I wanted to give the Worth CT low g string set a whirl. Comparatively speaking, the Worths have a lower string tension and small string diameter compared to the Aquila's, which for me will take some getting used to, and the unwound 4th string is not so bass bottom sounding like the wound low g. Here is the string spec's for those interested:
Aquila w/ wound 4th low g Worth Clears no wound 4th low g
A- .026 14.9 lbs A-.022 15lbs
E- .033 13.1 lbs E- .026 11.1 lbs
C- .039 11.7 lbs. C- .029 9.3 lbs
g- .030 14.3 lbs. g- .358 9.0 lbs.

I will keep the Worth low g's for a while, I do like the crisp mellow balanced sound, but the reduced string tension will take some getting used to . I did not have to alter the nut with to accomodate the thicker string which was a added bonus.
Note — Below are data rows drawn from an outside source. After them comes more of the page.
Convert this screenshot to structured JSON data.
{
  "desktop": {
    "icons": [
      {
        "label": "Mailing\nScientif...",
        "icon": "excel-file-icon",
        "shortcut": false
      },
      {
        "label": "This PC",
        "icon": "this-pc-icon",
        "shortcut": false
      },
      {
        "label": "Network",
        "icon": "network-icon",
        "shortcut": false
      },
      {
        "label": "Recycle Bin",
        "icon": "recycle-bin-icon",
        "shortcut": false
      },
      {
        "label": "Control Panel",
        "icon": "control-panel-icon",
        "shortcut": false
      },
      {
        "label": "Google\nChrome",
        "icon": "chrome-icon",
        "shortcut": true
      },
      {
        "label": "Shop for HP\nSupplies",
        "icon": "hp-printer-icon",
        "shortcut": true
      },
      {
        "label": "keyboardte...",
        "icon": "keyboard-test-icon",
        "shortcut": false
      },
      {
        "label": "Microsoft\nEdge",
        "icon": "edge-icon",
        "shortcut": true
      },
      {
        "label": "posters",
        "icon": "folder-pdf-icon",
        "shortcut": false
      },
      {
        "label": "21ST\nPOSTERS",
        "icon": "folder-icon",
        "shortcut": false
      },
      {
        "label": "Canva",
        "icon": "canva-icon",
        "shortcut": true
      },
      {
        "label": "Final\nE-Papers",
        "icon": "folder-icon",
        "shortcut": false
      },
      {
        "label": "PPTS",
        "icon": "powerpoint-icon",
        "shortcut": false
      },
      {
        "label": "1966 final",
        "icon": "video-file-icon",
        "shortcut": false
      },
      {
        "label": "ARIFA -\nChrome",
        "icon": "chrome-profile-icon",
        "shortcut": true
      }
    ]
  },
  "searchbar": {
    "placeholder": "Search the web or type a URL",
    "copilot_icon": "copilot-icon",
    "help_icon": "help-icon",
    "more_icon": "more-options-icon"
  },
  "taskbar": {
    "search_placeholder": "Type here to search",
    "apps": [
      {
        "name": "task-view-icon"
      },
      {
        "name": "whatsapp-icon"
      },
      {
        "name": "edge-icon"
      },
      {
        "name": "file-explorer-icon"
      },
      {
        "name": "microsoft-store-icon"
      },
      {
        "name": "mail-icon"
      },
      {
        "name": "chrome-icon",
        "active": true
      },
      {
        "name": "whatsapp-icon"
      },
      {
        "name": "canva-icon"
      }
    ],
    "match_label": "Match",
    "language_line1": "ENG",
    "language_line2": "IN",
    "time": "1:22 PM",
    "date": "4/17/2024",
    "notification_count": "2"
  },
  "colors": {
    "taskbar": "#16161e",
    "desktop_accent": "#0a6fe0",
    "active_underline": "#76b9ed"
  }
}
I'm still seaching for the "perfect' low g string set, but it was mentioned in an earlier post from South Coast Ukes is we tend to giving up one thing for another when we look at diameters, tensions and ultimate perfect sound. I have arrived at a conclusion" that the more I learn, the less I know".

sim4lin
06-03-2012, 10:55 AM
We have a linear set without wound strings that gives both good response and tension. To do it, you have to go a bit thinner than the what most companies offer. What this means, is that on the 17" Tenor scale, your set-up is not in C, but in D, a la James Hill. To play these strings in C, put them on a standard 20" scale Baritone.

I use these on a cheap Makala tenor tuned "A D F# A". They sound great and feel great as well :)

charlief
03-01-2017, 06:51 AM
I'm trying to figure that out too. I keep wearing through the winding on my low G Aquilla's, like one a week. I bought 2 sets and now only have the C, E, and A strings left. I wonder if I can use one of them to replace the bad G string.

We walk the same path. I kill an Aquila low G (on a Concert uke) in a week! Picked up a set of D'addario FOLK nylon strings and tied on the G for uke low G. Nylon will last a lot longer I'm thinking. Anyway, the folk G is .040 in (1.02 mm) 11.8 lbs tension Works! Sounds good.